|Underrated, underpushed, and certainly deserving of better|
Photo Credit: WWE.com
Given the amount of institutional hubris designed in WWE's architecture, it's surprising that they even know what the phrase "self-deprecating" means. It's one thing for the character Mr. McMahon to get his head shaved or to get his ass kicked or to do anything else for the sake of a story. But for Vince McMahon to take heat for his product is curious to see at least, until you realize that he probably doesn't give a flying shit about what content is plastered on his bandwidth as long as dudes and dudettes click it. That sets up the Dot-Com as a fascinating entity to me, one where guys like Joey Styles and even Howard Finkel can let their opinions fly without upsetting the signature on their paychecks.
It also puts the company in a unique position that it can "apologize" for stuff to small segments of the fanbase that care about that sort of thing. WWE has been doing it for the last couple of years, actually.
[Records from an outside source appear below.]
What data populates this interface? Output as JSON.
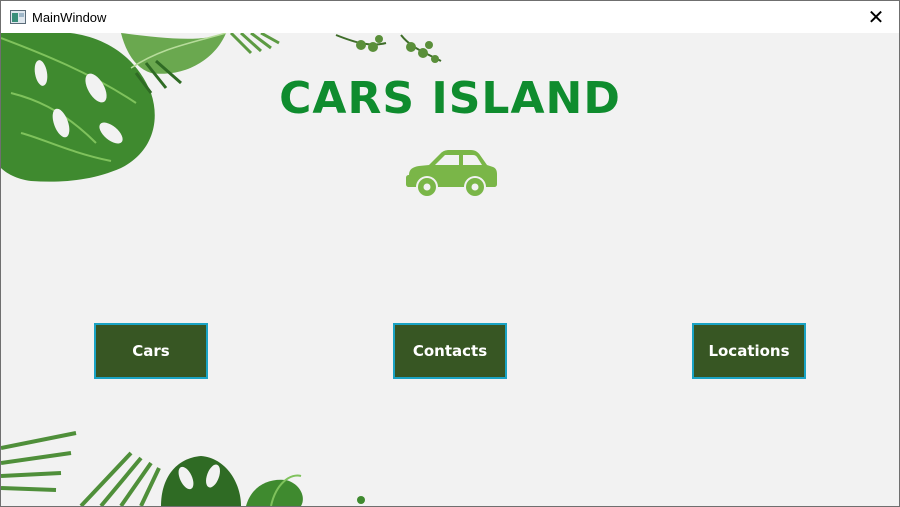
{
  "window": {
    "title": "MainWindow",
    "app_icon": "app-window-icon",
    "close_glyph": "✕"
  },
  "main": {
    "heading": "CARS ISLAND",
    "car_icon": "car-icon",
    "buttons": [
      {
        "label": "Cars"
      },
      {
        "label": "Contacts"
      },
      {
        "label": "Locations"
      }
    ]
  },
  "colors": {
    "heading": "#0f8c2e",
    "button_fill": "#375623",
    "button_border": "#1aa3c4",
    "car_icon": "#7ab648",
    "background": "#f2f2f2"
  }
}
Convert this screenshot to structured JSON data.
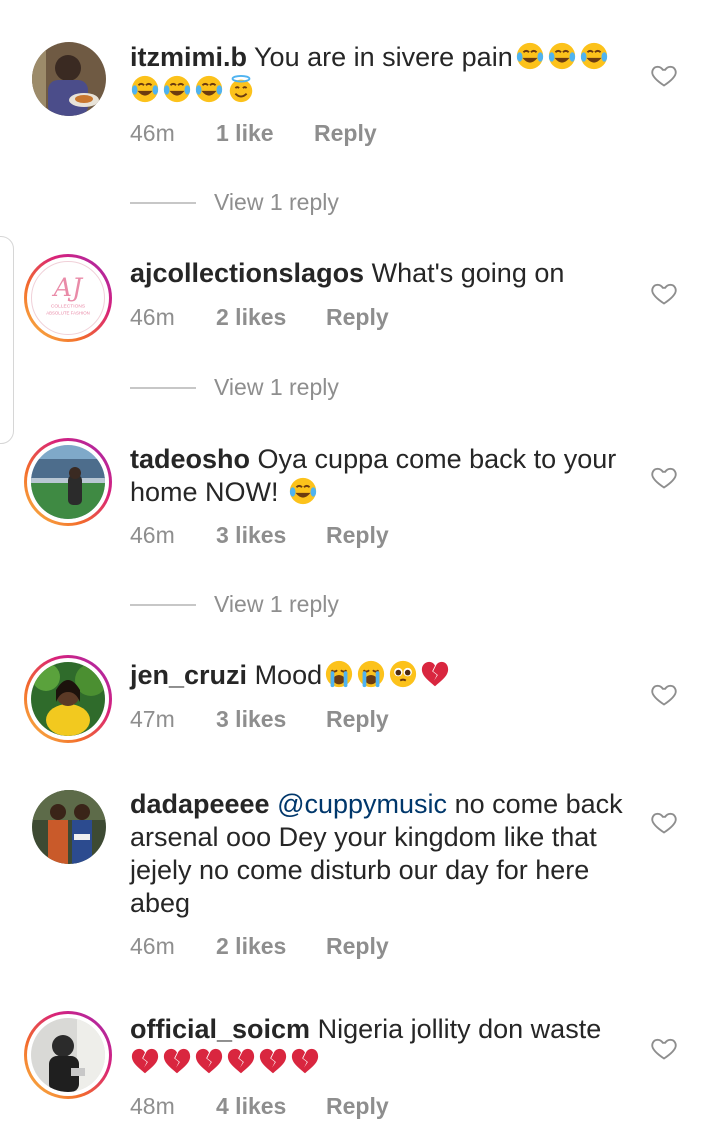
{
  "comments": [
    {
      "username": "itzmimi.b",
      "text": "You are in sivere pain",
      "emojis_line1": [
        "laugh-cry",
        "laugh-cry",
        "laugh-cry"
      ],
      "emojis_line2": [
        "laugh-cry",
        "laugh-cry",
        "laugh-cry",
        "halo"
      ],
      "time": "46m",
      "likes": "1 like",
      "reply": "Reply",
      "view_replies": "View 1 reply"
    },
    {
      "username": "ajcollectionslagos",
      "text": "What's going on",
      "avatar_monogram": "AJ",
      "avatar_sub": "COLLECTIONS",
      "avatar_sub2": "ABSOLUTE FASHION",
      "time": "46m",
      "likes": "2 likes",
      "reply": "Reply",
      "view_replies": "View 1 reply"
    },
    {
      "username": "tadeosho",
      "text": "Oya cuppa come back to your home NOW!",
      "emojis": [
        "laugh-cry"
      ],
      "time": "46m",
      "likes": "3 likes",
      "reply": "Reply",
      "view_replies": "View 1 reply"
    },
    {
      "username": "jen_cruzi",
      "text": "Mood",
      "emojis": [
        "loud-cry",
        "loud-cry",
        "pleading",
        "broken-heart"
      ],
      "time": "47m",
      "likes": "3 likes",
      "reply": "Reply"
    },
    {
      "username": "dadapeeee",
      "mention": "@cuppymusic",
      "text": "no come back arsenal ooo Dey your kingdom like that jejely no come disturb our day for here abeg",
      "time": "46m",
      "likes": "2 likes",
      "reply": "Reply"
    },
    {
      "username": "official_soicm",
      "text": "Nigeria jollity don waste",
      "emojis_line2": [
        "broken-heart",
        "broken-heart",
        "broken-heart",
        "broken-heart",
        "broken-heart",
        "broken-heart"
      ],
      "time": "48m",
      "likes": "4 likes",
      "reply": "Reply"
    }
  ],
  "colors": {
    "text": "#262626",
    "meta": "#8e8e8e",
    "mention": "#00376b",
    "divider": "#c7c7c7"
  },
  "icons": {
    "like": "heart-outline-icon",
    "laugh": "laughing-crying-emoji",
    "halo": "halo-smile-emoji",
    "loud": "loudly-crying-emoji",
    "plead": "pleading-face-emoji",
    "broken": "broken-heart-emoji"
  }
}
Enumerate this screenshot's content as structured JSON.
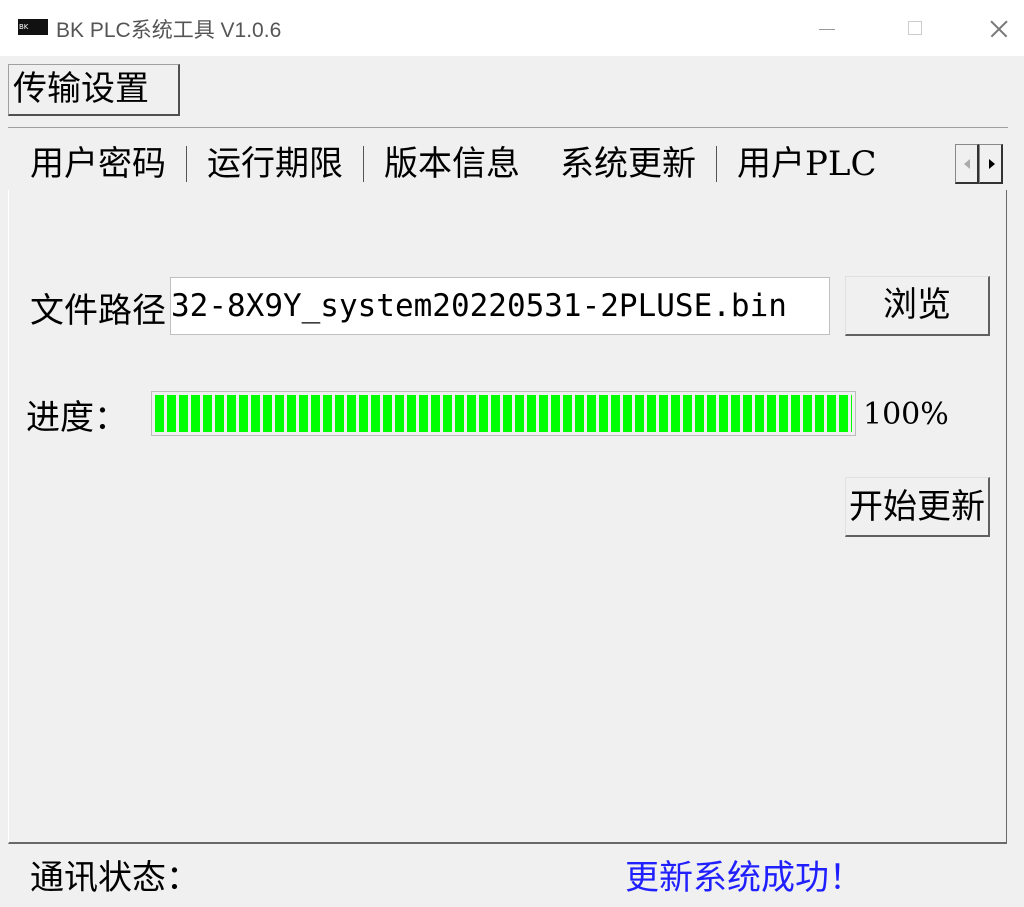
{
  "window": {
    "title": "BK PLC系统工具 V1.0.6",
    "icon_text": "BK",
    "icon": "app-logo-icon"
  },
  "menu": {
    "transfer_settings": "传输设置"
  },
  "tabs": [
    {
      "label": "用户密码"
    },
    {
      "label": "运行期限"
    },
    {
      "label": "版本信息"
    },
    {
      "label": "系统更新",
      "active": true
    },
    {
      "label": "用户PLC"
    }
  ],
  "tab_scroll": {
    "left_icon": "chevron-left-icon",
    "right_icon": "chevron-right-icon"
  },
  "update": {
    "file_path_label": "文件路径",
    "file_path_value": "32-8X9Y_system20220531-2PLUSE.bin",
    "browse_label": "浏览",
    "progress_label": "进度：",
    "progress_value": 1.0,
    "progress_text": "100%",
    "start_label": "开始更新"
  },
  "status": {
    "label": "通讯状态：",
    "message": "更新系统成功！"
  },
  "colors": {
    "progress_fill": "#00ff00",
    "status_message": "#2020ff",
    "background": "#f0f0f0"
  }
}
While the main narrative has been trying to increase the font size on "LET'S GO CENA" or pushing movie stars and part-timers as the big event main deals, they've slowly started to build a base with the, as David Shoemaker calls us, meta-fans by integrating CM Punk into the main event without crushing his soul, giving Daniel Bryan a chance to run with the ball, littering the midcard with our sort of fan favorite, the show Main Event, and quite frankly, the entire NXT brand right now. You could argue whether or not they've done that with any efficacy, but the effort is there at least. The website articles are just another part of this full-service shopfront that might not be the thing, but is A thing.
However, for as subversive as these articles can be (and trust me, this one wasn't the first one), I have to wonder if the wrong people ever caught wind of what was being published whether that department would continue to have editorial freedom the way they do. CM Punk berating management as a character angle is fine because that will make WWE money in the long run. You and I both know that self-deprecation is great and all, but thinking from the mindset that gives us the WWE "Did You Know" graphics coming back from every other break, how many people will look at a slideshow where basically, a bunch of keyboard jockeys griped about how their favorite cult hero didn't get a fair WWE shake, and think it's remotely something that fits in the company line?
Where I think the site is safe for now is whether anyone ever WOULD notice. Corporations, especially huge ones, have such a muddled structure that independent arms can spring out of the monolith with relative ease. For all the bullshit that comes with a corporate structure in WWE, the company's convoluted nature can sometimes lead to good things like this happening. Obviously, I as a fan would rather they not have to post a subversive, sarcastic list and get the good guys on their roster with the big pushes. However, every major entertainment outlet could do better if they had some kind of acknowledgement of prior mistakes in their narrative. Whether endorsed by the major players in the front office or not, articles like this are a good thing for WWE, and I hope they keep coming.